Assessment of Post-Harvest Loss of Milk and Milk Products and Traditional Mitigation Systems in Southern Ethiopia

Tsedey Azeze


The study was conducted to investigate post harvest loss problem of milk and milk products under small-scale milk producing households using structured questionnaire on 120 randomly selected households in selected districts of South Nations Nationalities and People's Region (SNNPR). For the majority of the interviewed households, the responsibility of milking, milk handling, processing and marketing was majorly handled by women. About 0.81 liter of milk per day was used for feeding calves and 1.5 liters of whole milk per day for family consumption. Households also diversified consumption of milk products for better nutrition. They consumed 4.06 liters of fermented milk per week whereas it is 0.53 liter for butter milk, 0.35 kg for cottage cheese, 2.94 kg for  butter and 0.21 kg for whey. The majority of the respondents practiced flavouring and smoking of their utensils for enhancing good taste and preservation of milk and milk products. Locally available Olea Africana (woira) and Ocimum hardiense (Koseret) were among the main plants used for flavouring and preserving of butter. This practice is often considered as one of the traditional post harvest loss mitigation mechanisms.  The study has also figured out that the major market outlets for milk were farm gate sales (59.2%) , kiosk shops (14.2 %) and Local market (11.7%), all of which  were informal outlets. The price of milk (ETB 5.5 – 6.9 per liter) and butter (ETB 67 – 117 per kg) in the study areas was perceived to be the lowest compared to central parts of the country where butter is sold with an average price of ETB 150 per kg and the milk with ETB 12 per liter. Different production, processing, marketing and consumption constraints were also identified in the studied districts. Feed shortage (71%), low milk yield (69%) and unavailability of improved technologies (68%) were the major milk production constraints whereas unavailability of small scale processing equipments (32.5%) and poor quality milk (23.3%) as processing constraints. Low milk price (52%) and low market infrastructure (50%) were also the major constraints in the milk marketing segment. The post harvest loss of milk and milk products was also reported to be another constraint of small-scale farmers largely due to informal marketing practices and the use of improper milking and storing devices that exacerbate spoilage of milk and deterioration of its quality. Therefore, awareness creation program is required for smallholder milk producers to improve the informal marketing system, milk handling and storing devices and reduce constraints for milk production, processing and marketing through reducing feed scarcity, improving milk processing equipments and selling through formal marketing channels.

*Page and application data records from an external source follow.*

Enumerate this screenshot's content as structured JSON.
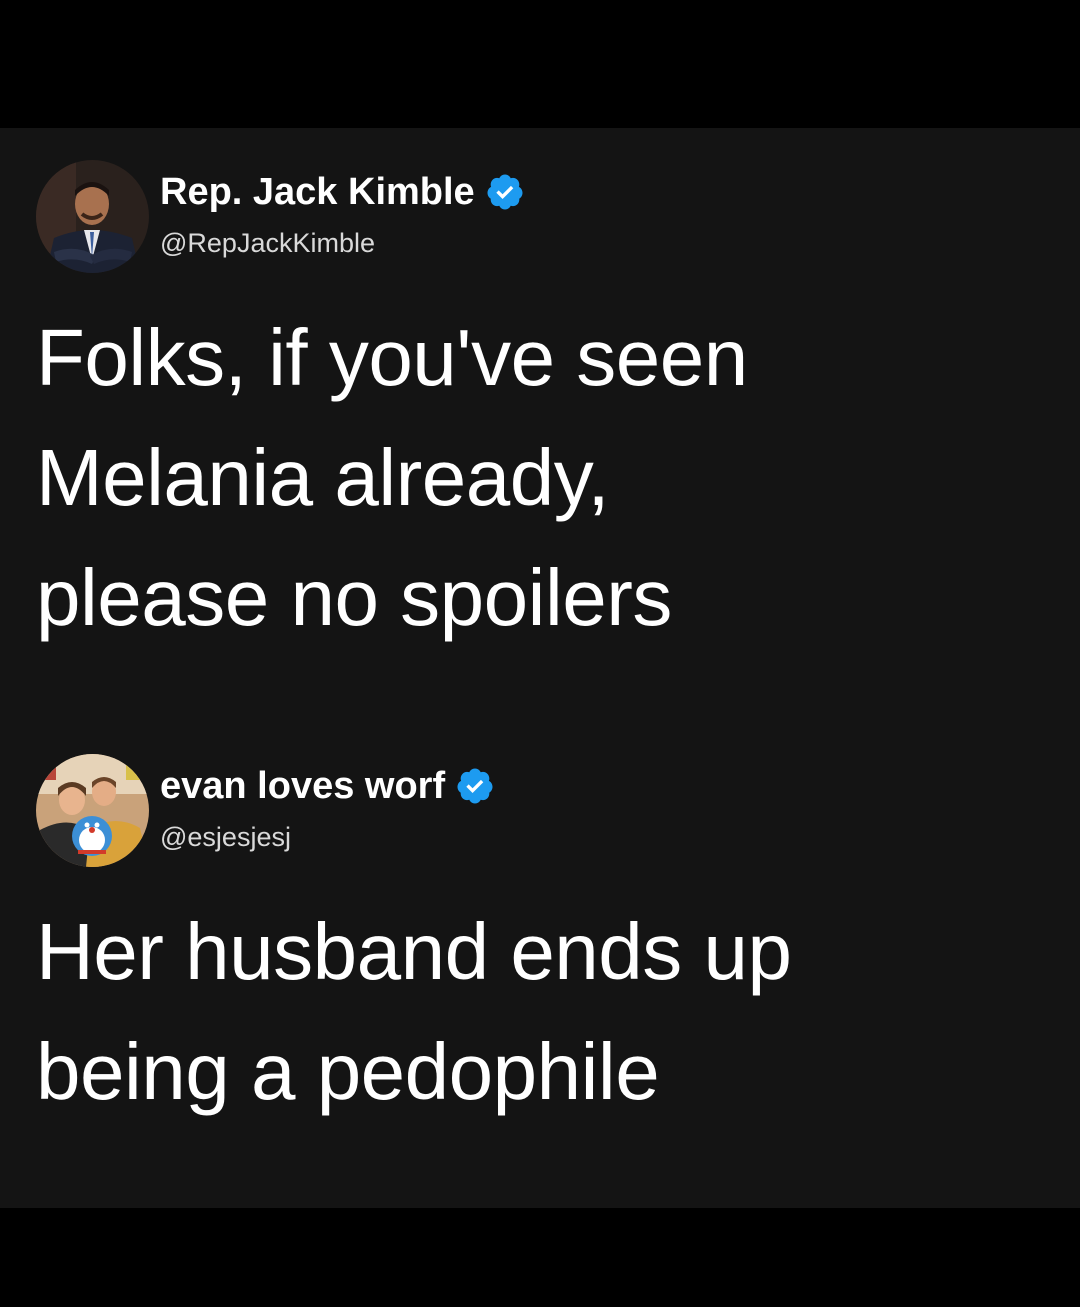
{
  "tweets": [
    {
      "display_name": "Rep. Jack Kimble",
      "handle": "@RepJackKimble",
      "verified": true,
      "avatar_icon": "man-in-suit-avatar",
      "text_lines": [
        "Folks, if you've seen",
        "Melania already,",
        "please no spoilers"
      ]
    },
    {
      "display_name": "evan loves worf",
      "handle": "@esjesjesj",
      "verified": true,
      "avatar_icon": "two-people-with-plush-avatar",
      "text_lines": [
        "Her husband ends up",
        "being a pedophile"
      ]
    }
  ],
  "colors": {
    "background": "#000000",
    "card": "#141414",
    "text": "#ffffff",
    "handle": "#d9d9d9",
    "verified_badge": "#1d9bf0"
  }
}
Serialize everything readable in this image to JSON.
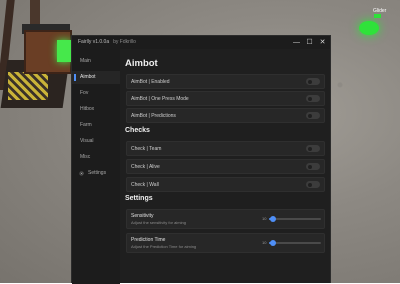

Keywords: Post harvest, milking utensils, price, consumption, producers

Full Text: PDF
Download the IISTE publication guideline!

To list your conference here. Please contact the administrator of this platform.

Paper submission email:

ISSN (Paper)2224-6088 ISSN (Online)2225-0557

Please add our address "" into your email contact list.

This journal follows ISO 9001 management standard and licensed under a Creative Commons Attribution 3.0 License.

Copyright ©